ratings for cardiac surgeons in one state led doctors to stop serving very sick patients. Similarly, test
score ratings have led some schools to keep and push out low-scoring students.) To create systems
that measure and encourage teacher effectiveness, it is important to use multiple measures of
practice, performance, and outcomes so that a more complete picture of practice emerges, so that
assessments are fair and produce the right incentives, and so that educators are encouraged to
improve what they do instead of trying to game an unfair system.
1 Amendments to the HQT provision should include: 1) requiring that both elementary and secondary teachers demonstrate teaching skills as well as content knowledge (such teaching skills to be demonstrated through performance based evaluation during student teaching or internship or by the passage of a teacher
performance assessment) ; 2) ensuring that teachers entering under alternative certification pathways
complete training and assessments that allow them to meet state standards of content and teaching skills
before they are identified as “highly qualified;” 3) and allowing states to develop reasonable and appropriate
standards for certifying the content knowledge of teachers whose assignments require them to teach multiple
subjects, subject to approval in their state plans by USDOE.
2 Bond, L., Smith, T., Baker, W., & Hattie, J. (2000). The certification system of the National Board for
Professional Teaching Standards: A construct and consequential validity study (Greensboro, NC:
Center for Educational Research and Evaluation); Cavaluzzo, L. (2004). Is National Board Certification
an effective signal of teacher quality? (National Science Foundation No. REC-0107014). Alexandria,
VA: The CNA Corporation; Goldhaber, D., & Anthony, E. (2005). Can teacher quality be effectively
assessed?
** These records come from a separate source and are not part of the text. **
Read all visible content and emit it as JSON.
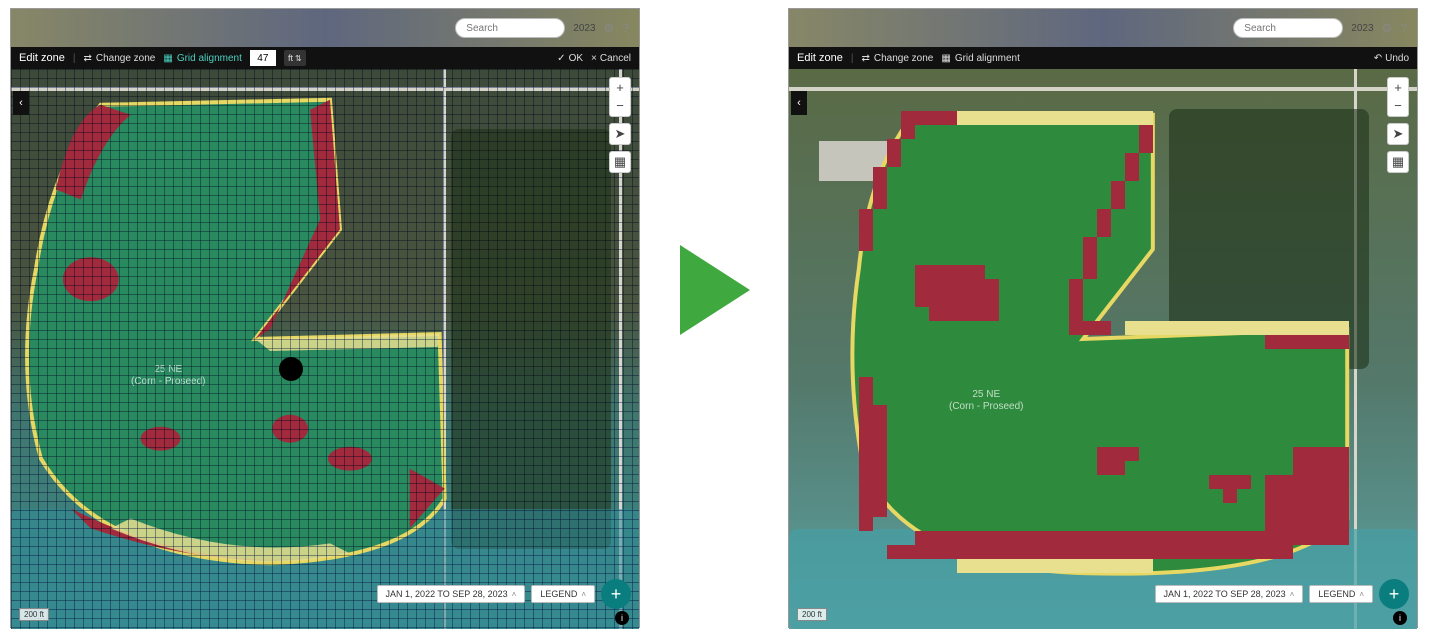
{
  "header": {
    "search_placeholder": "Search",
    "year": "2023",
    "settings_icon": "⚙",
    "help_icon": "?"
  },
  "toolbar": {
    "title": "Edit zone",
    "change_zone": "Change zone",
    "grid_alignment": "Grid alignment",
    "grid_value": "47",
    "grid_unit": "ft",
    "ok": "OK",
    "cancel": "Cancel",
    "undo": "Undo"
  },
  "field": {
    "name": "25 NE",
    "crop": "(Corn - Proseed)",
    "zone_colors": {
      "primary": "#2a8a5f",
      "low": "#a12a3d",
      "mid": "#e8df8f",
      "outline": "#e6d862"
    },
    "zone_colors_right": {
      "primary": "#2e8b3d"
    }
  },
  "footer": {
    "date_range": "JAN 1, 2022 TO SEP 28, 2023",
    "legend": "LEGEND",
    "scale": "200 ft",
    "add": "+"
  },
  "map_controls": {
    "zoom_in": "+",
    "zoom_out": "−",
    "locate": "➤",
    "layers": "▦"
  },
  "icons": {
    "back": "‹",
    "check": "✓",
    "close": "×",
    "undo": "↶",
    "swap": "⇄",
    "grid": "▦",
    "chevron_up": "˄",
    "stepper": "⇅",
    "info": "i"
  }
}
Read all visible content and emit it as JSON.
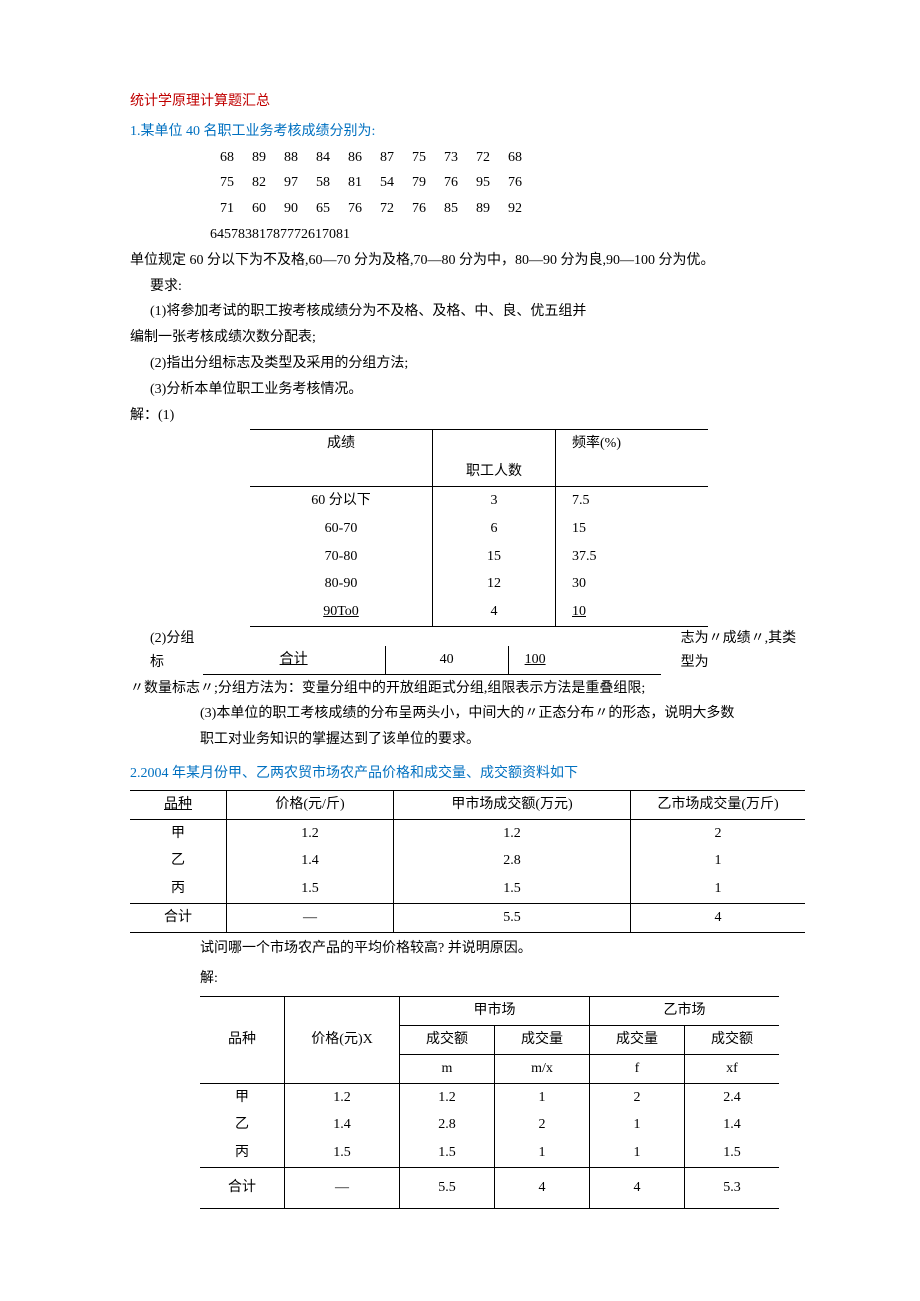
{
  "title_main": "统计学原理计算题汇总",
  "q1": {
    "heading": "1.某单位 40 名职工业务考核成绩分别为:",
    "rows": [
      [
        "68",
        "89",
        "88",
        "84",
        "86",
        "87",
        "75",
        "73",
        "72",
        "68"
      ],
      [
        "75",
        "82",
        "97",
        "58",
        "81",
        "54",
        "79",
        "76",
        "95",
        "76"
      ],
      [
        "71",
        "60",
        "90",
        "65",
        "76",
        "72",
        "76",
        "85",
        "89",
        "92"
      ]
    ],
    "extra": "64578381787772617081",
    "rule": "单位规定 60 分以下为不及格,60—70 分为及格,70—80 分为中，80—90 分为良,90—100 分为优。",
    "req_label": "要求:",
    "req1": "(1)将参加考试的职工按考核成绩分为不及格、及格、中、良、优五组并",
    "req1b": "编制一张考核成绩次数分配表;",
    "req2": "(2)指出分组标志及类型及采用的分组方法;",
    "req3": "(3)分析本单位职工业务考核情况。",
    "sol_label": "解：(1)",
    "t1": {
      "h_score": "成绩",
      "h_count": "职工人数",
      "h_freq": "频率(%)",
      "rows": [
        [
          "60 分以下",
          "3",
          "7.5"
        ],
        [
          "60-70",
          "6",
          "15"
        ],
        [
          "70-80",
          "15",
          "37.5"
        ],
        [
          "80-90",
          "12",
          "30"
        ],
        [
          "90To0",
          "4",
          "10"
        ]
      ],
      "total_label": "合计",
      "total_count": "40",
      "total_freq": "100"
    },
    "ans2_pre": "(2)分组标",
    "ans2_post": "志为〃成绩〃,其类型为",
    "ans2_line2": "〃数量标志〃;分组方法为：变量分组中的开放组距式分组,组限表示方法是重叠组限;",
    "ans3_a": "(3)本单位的职工考核成绩的分布呈两头小，中间大的〃正态分布〃的形态，说明大多数",
    "ans3_b": "职工对业务知识的掌握达到了该单位的要求。"
  },
  "q2": {
    "heading": "2.2004 年某月份甲、乙两农贸市场农产品价格和成交量、成交额资料如下",
    "t2": {
      "h_kind": "品种",
      "h_price": "价格(元/斤)",
      "h_a": "甲市场成交额(万元)",
      "h_b": "乙市场成交量(万斤)",
      "rows": [
        [
          "甲",
          "1.2",
          "1.2",
          "2"
        ],
        [
          "乙",
          "1.4",
          "2.8",
          "1"
        ],
        [
          "丙",
          "1.5",
          "1.5",
          "1"
        ]
      ],
      "total": [
        "合计",
        "—",
        "5.5",
        "4"
      ]
    },
    "ask": "试问哪一个市场农产品的平均价格较高? 并说明原因。",
    "sol_label": "解:",
    "t3": {
      "h_kind": "品种",
      "h_price": "价格(元)X",
      "h_mkt_a": "甲市场",
      "h_mkt_b": "乙市场",
      "sub_m": "成交额",
      "sub_mx": "成交量",
      "sub_f": "成交量",
      "sub_xf": "成交额",
      "unit_m": "m",
      "unit_mx": "m/x",
      "unit_f": "f",
      "unit_xf": "xf",
      "rows": [
        [
          "甲",
          "1.2",
          "1.2",
          "1",
          "2",
          "2.4"
        ],
        [
          "乙",
          "1.4",
          "2.8",
          "2",
          "1",
          "1.4"
        ],
        [
          "丙",
          "1.5",
          "1.5",
          "1",
          "1",
          "1.5"
        ]
      ],
      "total": [
        "合计",
        "—",
        "5.5",
        "4",
        "4",
        "5.3"
      ]
    }
  }
}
Seattle, WA: University of Washington and the Urban Institute; Smith, T., Gordon, B., Colby,
S., & Wang, J. (2005). An examination of the relationship of the depth of student learning and National
Board certification status (Office for Research on Teaching, Appalachian State University).
Vandevoort, L. G., Amrein-Beardsley, A., & Berliner, D. C. (2004). National Board certified teachers and
their students' achievement. Education Policy Analysis Archives, 12(46), 117.
3 Wilson, M. & Hallum, P.J. (2006). Using Student Achievement Test Scores as Evidence of External
Validity for Indicators of Teacher Quality: Connecticut’s Beginning Educator Support and Training
Program. Berkeley, CA: University of California at Berkeley.
4 Milanowski, A.T., Kimball, S.M., White, B. (2004). The relationship between standards-based teacher
evaluation scores and student achievement. University of Wisconsin-Madison: Consortium for Policy
Research in Education.